More Cowbell...uh...Horsepower!

This article struck a chord with me as it mirrors something I've been thinking and saying for some time.  Environmentalism has been sold poorly to the public for too long.  The whole thing is always presented as some kind of moral crusade where compliance means eating tasteless gruel because it is good for us.  It's always about some kind of sacrifice.  In the case of topics like anthropogenic global warming (which I am beginning to suspect is going to be viewed by future generations as a bizarre quasi-religious hysteria based on awfully weak evidence), it is hard to escape the impression that many of the eco-evangelists are more interested in beating down capitalism and technology than they are in the science of global warming.  

This allows the opposite side to spend all its time arguing against the anti-capitalist and anti-technology agenda instead of dealing with the issue of efficiency.  I have long thought that many of the so-called "green" technologies could be adopted and pursued more easily and broadly if they were simply marketed as good old fashioned Yankee ingenuity and thriftiness.

So it comes as no surprise that this guy is doing something that Detroit seems unable to do.  They spend too much time building ugly cars and lobbying in Washington to avoid increases in fuel efficiency standards.


It may be a bit premature to start singing "Ding, Dong, The Witch Is Dead," but I was delighted to see Hillary get pummeled in Iowa. Last night we had a visitor from the UK staying with us and when she found out the result, she expressed disappointment and said, "I kind of want to see a female president." The Scottish Lass immediately replied, "So do I, but I want a HUMAN female."

But my joy extended also to Obama's victory. Yes, the Iowa Caucuses are bizarre, often meaningless and hardly the model of democratic process, but it is pretty clear that he has the energy and momentum in this race while Hillary is stuck in neutral. It will be particularly enjoyable watching Hillary meltdown because she pushed so hard to move the primaries early to avoid a bruising nomination fight. Now that she has lost the lead, that strategy looks likely to backfire on her as she has little time to fight the inevitable "Obama the Conqueror" momentum. If he repeats in New Hampshire, I think it is over.

Which is fantastic. I want to believe in Obama. I think he's probably a really great person to hang out with. He is clearly intelligent and thoughtful and I think he has passion. Unfortunately, when you look at his platform, it mostly boils down to using the government to solve all problems. And I have been less than impressed with him when he is asked questions about difficult issues. It is not sufficient to blather on about the "politics of hope" and pretend that disagreement will magically disappear just because an appealing person is President.
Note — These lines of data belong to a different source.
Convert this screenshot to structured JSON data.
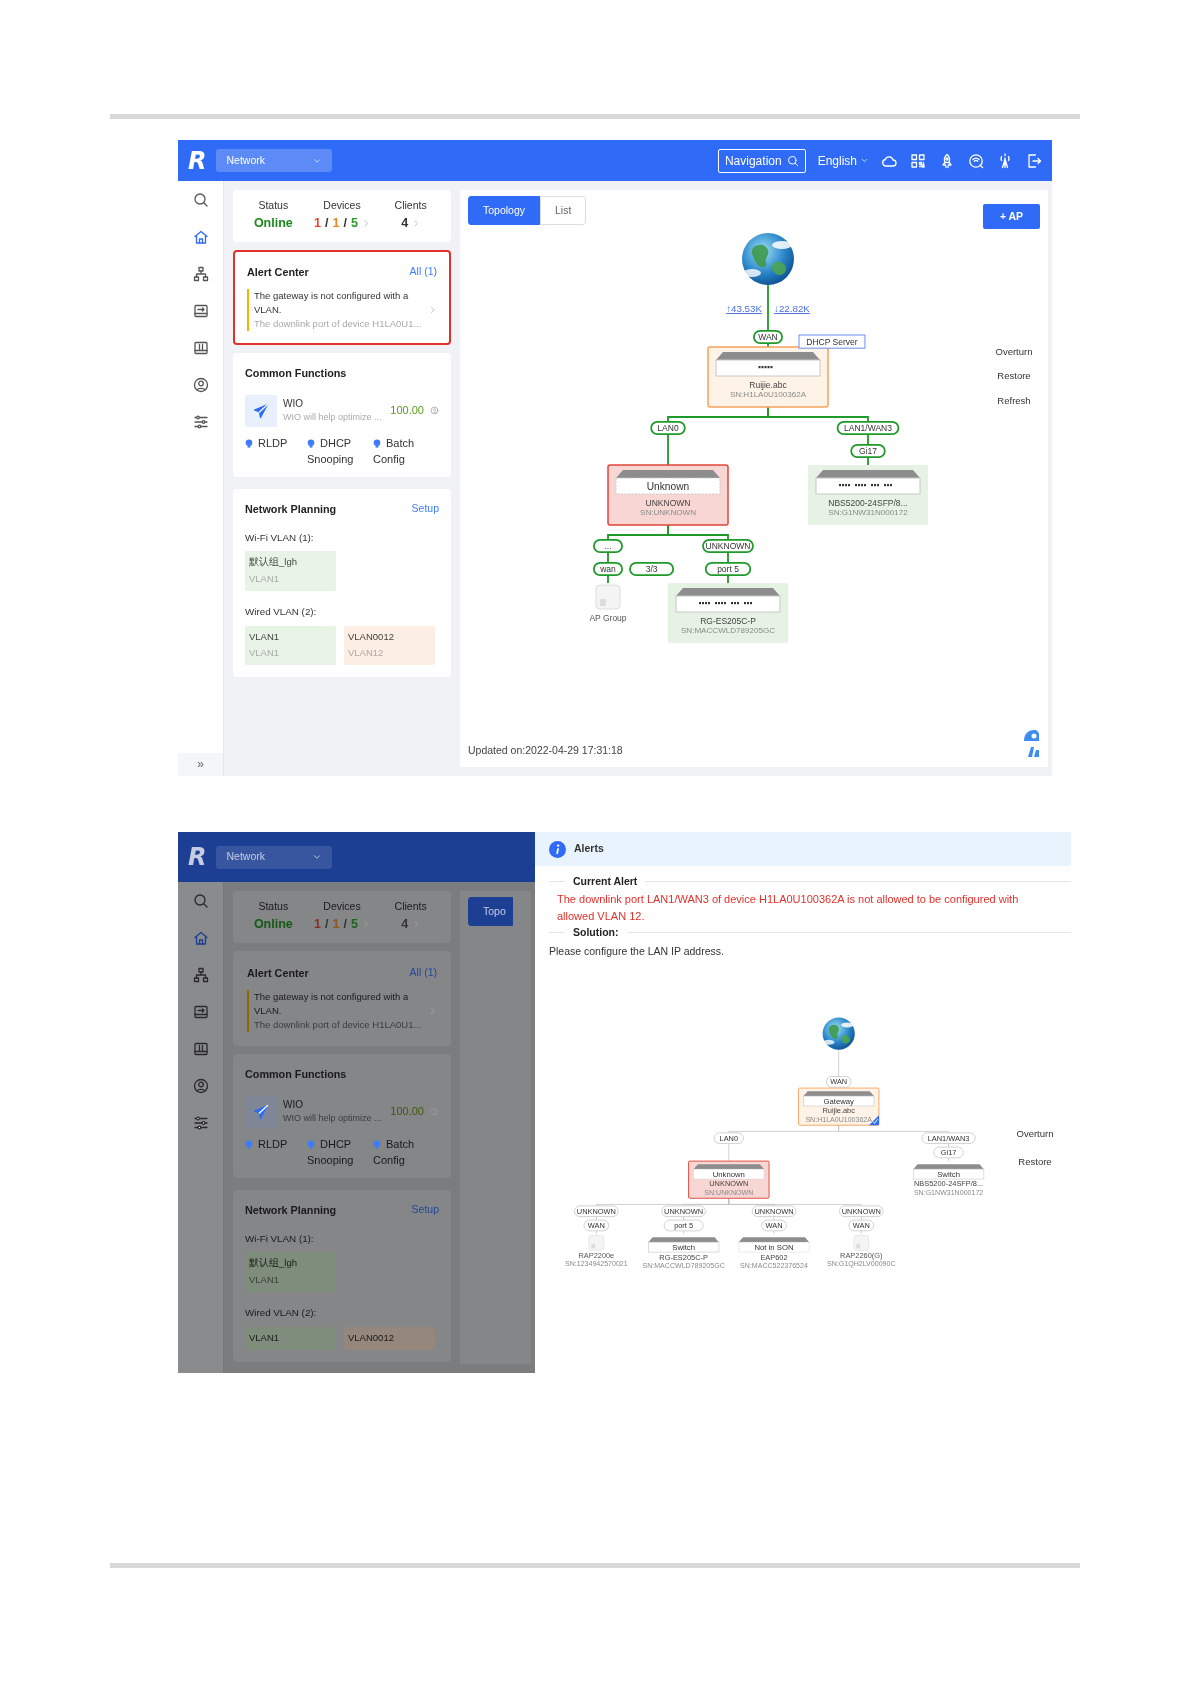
{
  "screens": [
    {
      "dimmed": false,
      "header": {
        "logo": "R",
        "network_menu": "Network",
        "navigation": "Navigation",
        "language": "English"
      },
      "sidebar": [
        {
          "selected": false
        },
        {
          "selected": true
        },
        {
          "selected": false
        },
        {
          "selected": false
        },
        {
          "selected": false
        },
        {
          "selected": false
        },
        {
          "selected": false
        }
      ],
      "sidebar_expand": "»",
      "summary": {
        "status_label": "Status",
        "status_value": "Online",
        "devices_label": "Devices",
        "devices": [
          {
            "value": "1",
            "color": "#e5462f"
          },
          {
            "value": "1",
            "color": "#f0841d"
          },
          {
            "value": "5",
            "color": "#2a9b2a"
          }
        ],
        "separator": "/",
        "clients_label": "Clients",
        "clients_value": "4"
      },
      "alert_center": {
        "title": "Alert Center",
        "all_link": "All (1)",
        "message": "The gateway is not configured with a VLAN.",
        "detail": "The downlink port of device H1LA0U1...",
        "highlighted": true
      },
      "common_functions": {
        "title": "Common Functions",
        "wio": {
          "name": "WIO",
          "description": "WIO will help optimize ...",
          "score": "100.00"
        },
        "items": [
          "RLDP",
          "DHCP Snooping",
          "Batch Config"
        ]
      },
      "network_planning": {
        "title": "Network Planning",
        "setup_link": "Setup",
        "wifi_label": "Wi-Fi VLAN (1):",
        "wifi_vlans": [
          {
            "name": "默认组_lgh",
            "vlan": "VLAN1",
            "color": "#e8f5e6"
          }
        ],
        "wired_label": "Wired VLAN (2):",
        "wired_vlans": [
          {
            "name": "VLAN1",
            "vlan": "VLAN1",
            "color": "#e8f5e6"
          },
          {
            "name": "VLAN0012",
            "vlan": "VLAN12",
            "color": "#fdeee3"
          }
        ]
      },
      "tabs": [
        {
          "label": "Topology",
          "selected": true
        },
        {
          "label": "List",
          "selected": false
        }
      ],
      "add_ap": "+ AP",
      "topology": {
        "links_active": true,
        "root": {
          "kind": "internet",
          "upload": "↑43.53K",
          "download": "↓22.82K",
          "children": [
            {
              "kind": "gateway",
              "ports": [
                "WAN"
              ],
              "badge": "DHCP Server",
              "name": "Ruijie.abc",
              "sn": "SN:H1LA0U100362A",
              "children": [
                {
                  "kind": "unknown",
                  "ports": [
                    "LAN0"
                  ],
                  "bar_text": "Unknown",
                  "name": "UNKNOWN",
                  "sn": "SN:UNKNOWN",
                  "children": [
                    {
                      "kind": "ap_group",
                      "ports": [
                        "...",
                        "wan"
                      ],
                      "count": "3/3",
                      "name": "AP Group"
                    },
                    {
                      "kind": "switch",
                      "online": true,
                      "ports": [
                        "UNKNOWN",
                        "port 5"
                      ],
                      "name": "RG-ES205C-P",
                      "sn": "SN:MACCWLD789205GC"
                    }
                  ]
                },
                {
                  "kind": "switch",
                  "online": true,
                  "ports": [
                    "LAN1/WAN3",
                    "Gi17"
                  ],
                  "name": "NBS5200-24SFP/8...",
                  "sn": "SN:G1NW31N000172"
                }
              ]
            }
          ]
        }
      },
      "actions": [
        "Overturn",
        "Restore",
        "Refresh"
      ],
      "updated": "Updated on:2022-04-29 17:31:18"
    },
    {
      "dimmed": true,
      "header": {
        "logo": "R",
        "network_menu": "Network"
      },
      "sidebar": [
        {
          "selected": false
        },
        {
          "selected": true
        },
        {
          "selected": false
        },
        {
          "selected": false
        },
        {
          "selected": false
        },
        {
          "selected": false
        },
        {
          "selected": false
        }
      ],
      "summary": {
        "status_label": "Status",
        "status_value": "Online",
        "devices_label": "Devices",
        "devices": [
          {
            "value": "1",
            "color": "#8a2e20"
          },
          {
            "value": "1",
            "color": "#8f561a"
          },
          {
            "value": "5",
            "color": "#1c641c"
          }
        ],
        "separator": "/",
        "clients_label": "Clients",
        "clients_value": "4"
      },
      "alert_center": {
        "title": "Alert Center",
        "all_link": "All (1)",
        "message": "The gateway is not configured with a VLAN.",
        "detail": "The downlink port of device H1LA0U1...",
        "highlighted": false
      },
      "common_functions": {
        "title": "Common Functions",
        "wio": {
          "name": "WIO",
          "description": "WIO will help optimize ...",
          "score": "100.00"
        },
        "items": [
          "RLDP",
          "DHCP Snooping",
          "Batch Config"
        ]
      },
      "network_planning": {
        "title": "Network Planning",
        "setup_link": "Setup",
        "wifi_label": "Wi-Fi VLAN (1):",
        "wifi_vlans": [
          {
            "name": "默认组_lgh",
            "vlan": "VLAN1",
            "color": "#7f8d7c"
          }
        ],
        "wired_label": "Wired VLAN (2):",
        "wired_vlans": [
          {
            "name": "VLAN1",
            "color": "#7f8d7c"
          },
          {
            "name": "VLAN0012",
            "color": "#95877c"
          }
        ]
      },
      "tabs": [
        {
          "label": "Topo",
          "selected": true
        }
      ],
      "drawer": {
        "title": "Alerts",
        "current_label": "Current Alert",
        "alert_text": "The downlink port LAN1/WAN3 of device H1LA0U100362A is not allowed to be configured with allowed VLAN 12.",
        "solution_label": "Solution:",
        "solution_text": "Please configure the LAN IP address.",
        "topology": {
          "links_active": false,
          "root": {
            "kind": "internet",
            "children": [
              {
                "kind": "gateway",
                "selected": true,
                "ports": [
                  "WAN"
                ],
                "bar_text": "Gateway",
                "name": "Ruijie.abc",
                "sn": "SN:H1LA0U100362A",
                "children": [
                  {
                    "kind": "unknown",
                    "selected": false,
                    "ports": [
                      "LAN0"
                    ],
                    "bar_text": "Unknown",
                    "name": "UNKNOWN",
                    "sn": "SN:UNKNOWN",
                    "children": [
                      {
                        "kind": "ap",
                        "selected": false,
                        "ports": [
                          "UNKNOWN",
                          "WAN"
                        ],
                        "name": "RAP2200e",
                        "sn": "SN:1234942570021"
                      },
                      {
                        "kind": "switch",
                        "selected": false,
                        "online": false,
                        "ports": [
                          "UNKNOWN",
                          "port 5"
                        ],
                        "bar_text": "Switch",
                        "name": "RG-ES205C-P",
                        "sn": "SN:MACCWLD789205GC"
                      },
                      {
                        "kind": "not_in_son",
                        "selected": false,
                        "ports": [
                          "UNKNOWN",
                          "WAN"
                        ],
                        "bar_text": "Not in SON",
                        "name": "EAP602",
                        "sn": "SN:MACC522376524"
                      },
                      {
                        "kind": "ap",
                        "selected": false,
                        "ports": [
                          "UNKNOWN",
                          "WAN"
                        ],
                        "name": "RAP2260(G)",
                        "sn": "SN:G1QH2LV00090C"
                      }
                    ]
                  },
                  {
                    "kind": "switch",
                    "selected": false,
                    "online": false,
                    "ports": [
                      "LAN1/WAN3",
                      "Gi17"
                    ],
                    "bar_text": "Switch",
                    "name": "NBS5200-24SFP/8...",
                    "sn": "SN:G1NW31N000172"
                  }
                ]
              }
            ]
          }
        },
        "actions": [
          "Overturn",
          "Restore"
        ]
      }
    }
  ]
}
But there is still time and the general election campaign will shake a lot of this out.

On the Republican side, I don't see Huckabee sustaining his strength in New Hampshire. I think the real winner in Iowa was McCain because Huckabee put such big dagger in Romney's by-the-book campaign. McCain has been quietly surging in New Hampshire and he could breakout with a strong showing there. Rudy is the X Factor.

But the most enjoyable thing about the results from Iowa was looking forward to an Obama-McCain race or an Obama-Giuliani race. It would be such a pleasure, particularly in the latter case, to see two articulate, intelligent candidates debate. Let's hope that such a race happens and can re-invigorate our sclerotic political process. With Iraq fading as an issue, Bush departing and a Democratic Congress with the lowest approval ratings in history (even below Bush's - how incompetent do you need to be to be less liked than Bush??), everything is up for grabs in this election.